▸ GOAL OF THE EXERCISE
Please retype the entries below word for word, passing over every picture.

▸ DATA
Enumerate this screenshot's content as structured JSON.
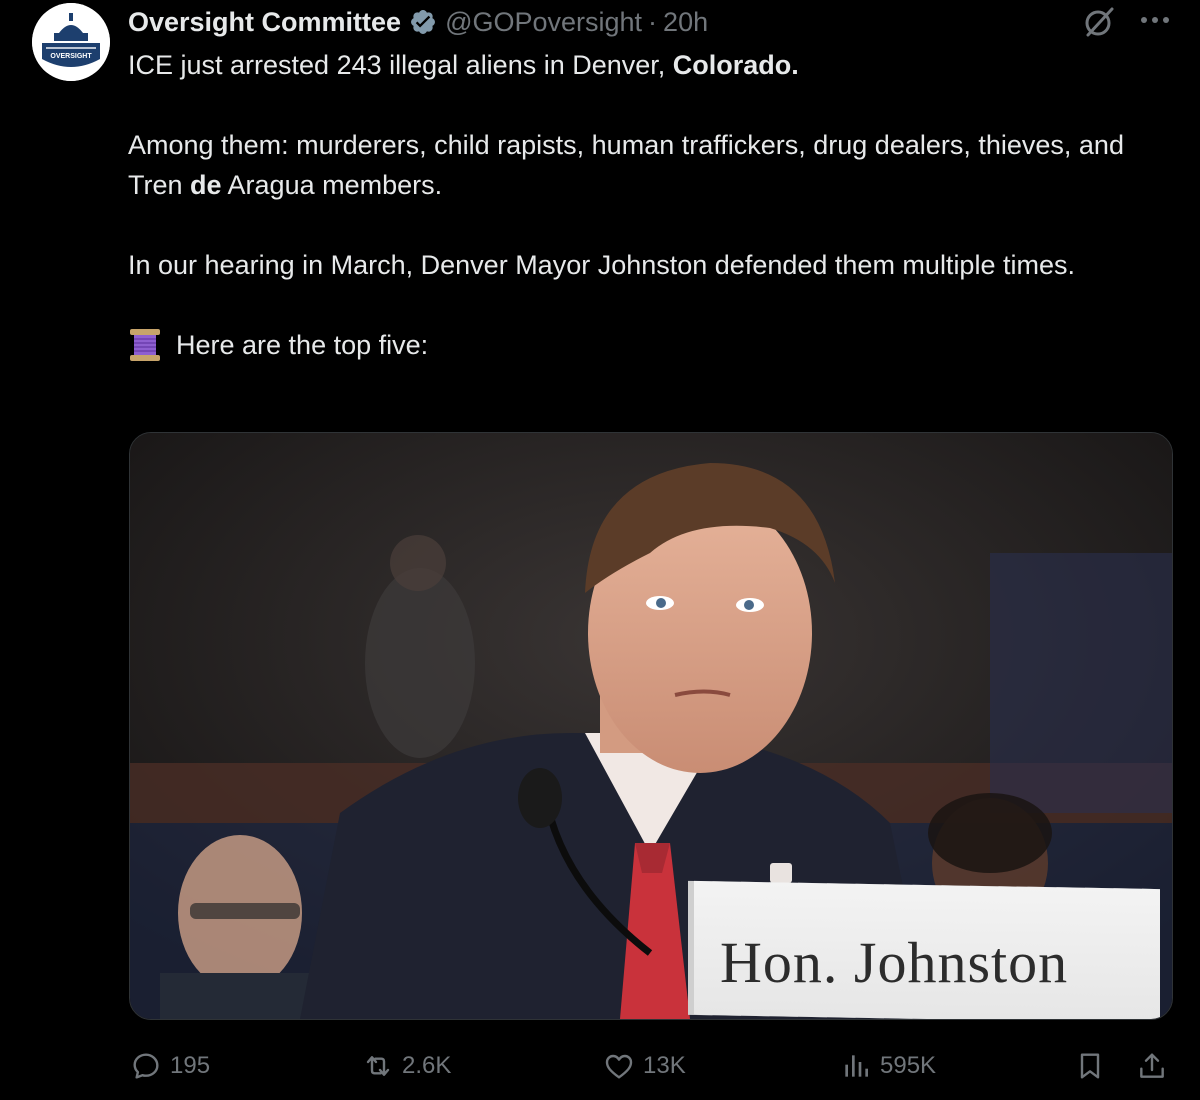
{
  "account": {
    "display_name": "Oversight Committee",
    "handle": "@GOPoversight",
    "separator": "·",
    "time": "20h",
    "avatar_logo": "OVERSIGHT",
    "verified_icon": "verified-badge-icon"
  },
  "tweet": {
    "line1_text": "ICE just arrested 243 illegal aliens in Denver, ",
    "line1_bold": "Colorado.",
    "para2_part1": "Among them: murderers, child rapists, human traffickers, drug dealers, thieves, and Tren ",
    "para2_bold": "de",
    "para2_part2": " Aragua members.",
    "para3": "In our hearing in March, Denver Mayor Johnston defended them multiple times.",
    "para4": "Here are the top five:",
    "thread_icon": "spool-of-thread-icon"
  },
  "media": {
    "nameplate_text": "Hon. Johnston"
  },
  "actions": {
    "replies": "195",
    "reposts": "2.6K",
    "likes": "13K",
    "views": "595K"
  },
  "colors": {
    "background": "#000000",
    "text_primary": "#e7e9ea",
    "text_secondary": "#71767b",
    "verified": "#829aab",
    "border": "#2f3336"
  }
}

▸ RESULT OF THE EXERCISE
Enumerate this screenshot's content as structured JSON.
{
  "account": {
    "display_name": "Oversight Committee",
    "handle": "@GOPoversight",
    "separator": "·",
    "time": "20h",
    "avatar_logo": "OVERSIGHT",
    "verified_icon": "verified-badge-icon"
  },
  "tweet": {
    "line1_text": "ICE just arrested 243 illegal aliens in Denver, ",
    "line1_bold": "Colorado.",
    "para2_part1": "Among them: murderers, child rapists, human traffickers, drug dealers, thieves, and Tren ",
    "para2_bold": "de",
    "para2_part2": " Aragua members.",
    "para3": "In our hearing in March, Denver Mayor Johnston defended them multiple times.",
    "para4": "Here are the top five:",
    "thread_icon": "spool-of-thread-icon"
  },
  "media": {
    "nameplate_text": "Hon. Johnston"
  },
  "actions": {
    "replies": "195",
    "reposts": "2.6K",
    "likes": "13K",
    "views": "595K"
  },
  "colors": {
    "background": "#000000",
    "text_primary": "#e7e9ea",
    "text_secondary": "#71767b",
    "verified": "#829aab",
    "border": "#2f3336"
  }
}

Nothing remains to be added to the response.